In the face of the chronic inefficiency of the Cuban economy, clearly
shown in the disaster of the reforms, the decline in GDP, and massive
emigration, doing tourism business deals with with the greatest economic
power in the world, located just a few miles away from our coast, looks
to be an essential component in Cuban development.
The bad part is that, after a lost half a century, we are going back to
our starting point, in the worst conditions, for two reasons.
The first one is that the Cuba of the 1950’s was tied up in the
development of the hotel industry, international flights, and the
arrival of tourist car ferries. Havana had become an obligatory
destination for foreign tourists. The clearest evidence was the opening
of the Capri, Deauville, Riviera and Havana Hilton hotels between the
spring of 1957 and May 1958, with more than 1300 rooms. That plan,
interrupted by the 1959 revolution, is starting up again now after about
seven decades’ delay.
The second one is that Cuba is the only country in the region where its
people don’t enjoy the elementary right to participate as entrepreneurs
in their country’s economy and to contract directly with foreign
companies, in spite of having more than adequate professional training.
Because of those reasons, among others, getting out of the profound
crisis in which the country is immersed will be impossible without
removing the obstacles preventing Cubans from exercising their right to
participate in the opportunities now opening up.
The ball is in Cuba’s court. Flights starting up again should not only
serve to consolidate the normalisation of relations, but also to give
Cubans back their rights seized from them over fifty years ago.
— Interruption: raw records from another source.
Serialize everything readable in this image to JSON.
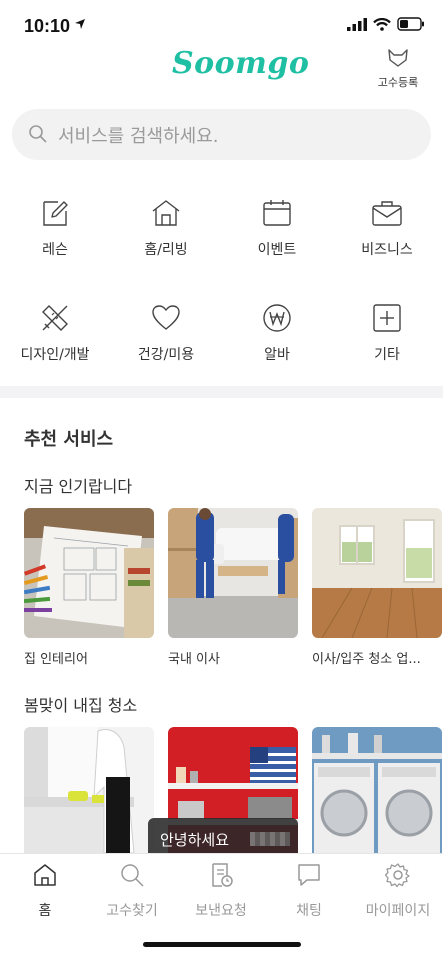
{
  "status": {
    "time": "10:10"
  },
  "header": {
    "logo": "Soomgo",
    "register_label": "고수등록"
  },
  "search": {
    "placeholder": "서비스를 검색하세요."
  },
  "categories": [
    {
      "label": "레슨",
      "icon": "pencil-note-icon"
    },
    {
      "label": "홈/리빙",
      "icon": "house-icon"
    },
    {
      "label": "이벤트",
      "icon": "calendar-icon"
    },
    {
      "label": "비즈니스",
      "icon": "briefcase-icon"
    },
    {
      "label": "디자인/개발",
      "icon": "ruler-pencil-icon"
    },
    {
      "label": "건강/미용",
      "icon": "heart-icon"
    },
    {
      "label": "알바",
      "icon": "won-icon"
    },
    {
      "label": "기타",
      "icon": "plus-box-icon"
    }
  ],
  "recommended": {
    "title": "추천 서비스",
    "popular_title": "지금 인기랍니다",
    "popular": [
      {
        "label": "집 인테리어"
      },
      {
        "label": "국내 이사"
      },
      {
        "label": "이사/입주 청소 업..."
      }
    ],
    "spring_title": "봄맞이 내집 청소"
  },
  "toast": {
    "text": "안녕하세요"
  },
  "tabs": [
    {
      "label": "홈",
      "icon": "home-icon"
    },
    {
      "label": "고수찾기",
      "icon": "search-icon"
    },
    {
      "label": "보낸요청",
      "icon": "request-document-icon"
    },
    {
      "label": "채팅",
      "icon": "chat-bubble-icon"
    },
    {
      "label": "마이페이지",
      "icon": "gear-icon"
    }
  ],
  "colors": {
    "brand": "#1fbfa3",
    "text": "#333333",
    "muted": "#999999",
    "search_bg": "#f2f2f2"
  }
}
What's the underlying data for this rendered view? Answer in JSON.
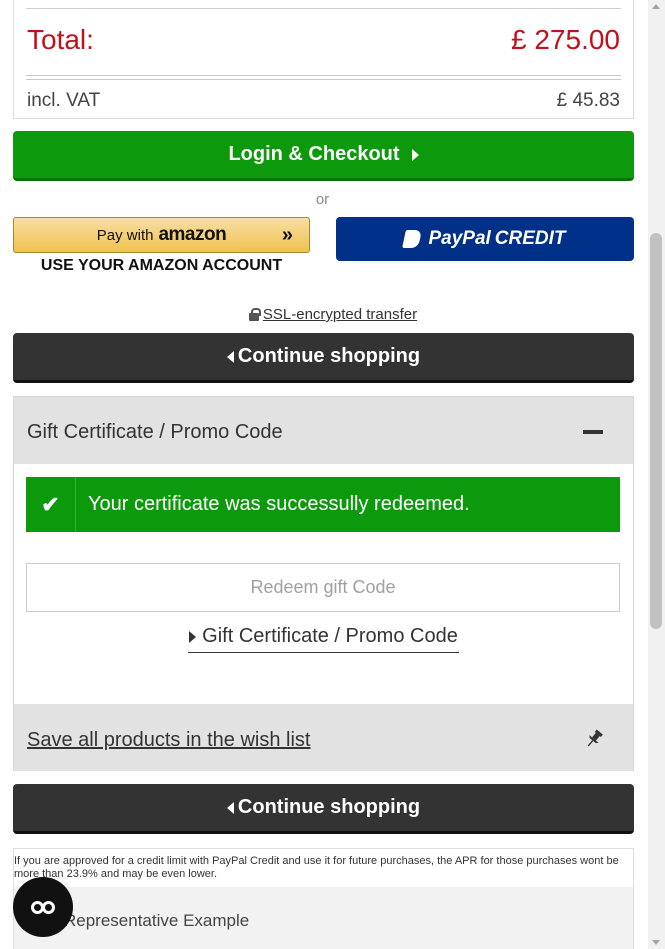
{
  "summary": {
    "total_label": "Total:",
    "total_value": "£ 275.00",
    "vat_label": "incl. VAT",
    "vat_value": "£ 45.83"
  },
  "checkout": {
    "login_checkout_label": "Login & Checkout",
    "or_text": "or",
    "amazon": {
      "pay_with": "Pay with",
      "brand": "amazon",
      "chevrons": "»",
      "caption": "USE YOUR AMAZON ACCOUNT"
    },
    "paypal": {
      "brand": "PayPal",
      "product": "CREDIT"
    },
    "ssl_text": "SSL-encrypted transfer"
  },
  "continue_shopping_label": "Continue shopping",
  "gift": {
    "header_title": "Gift Certificate / Promo Code",
    "success_message": "Your certificate was successully redeemed.",
    "redeem_placeholder": "Redeem gift Code",
    "redeem_link_label": "Gift Certificate / Promo Code"
  },
  "wishlist": {
    "save_all_label": "Save all products in the wish list"
  },
  "footnote": {
    "apr_text": "If you are approved for a credit limit with PayPal Credit and use it for future purchases, the APR for those purchases wont be more than 23.9% and may be even lower.",
    "representative_label": "Representative Example"
  },
  "colors": {
    "total_red": "#c0101c",
    "green": "#0c9a0c",
    "dark": "#333333",
    "paypal_blue": "#003087",
    "amazon_gold": "#f0c14b"
  },
  "icons": {
    "caret_right": "caret-right-icon",
    "caret_left": "caret-left-icon",
    "lock": "lock-icon",
    "minus": "minus-icon",
    "check": "check-icon",
    "pin": "pin-icon",
    "chat": "chat-icon"
  }
}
Without
that happening on the Cuban side, the moves taken by the White House and
the reintroduction of flights will not have a positive effect on Cuban
*Translator’s note: The Cuban government has made medical insurance is
mandatory for visitors to Cuba
Source: Two Aspects of the Reintroduction of Flights to Cuba / Dimas
Castellano – Translating Cuba –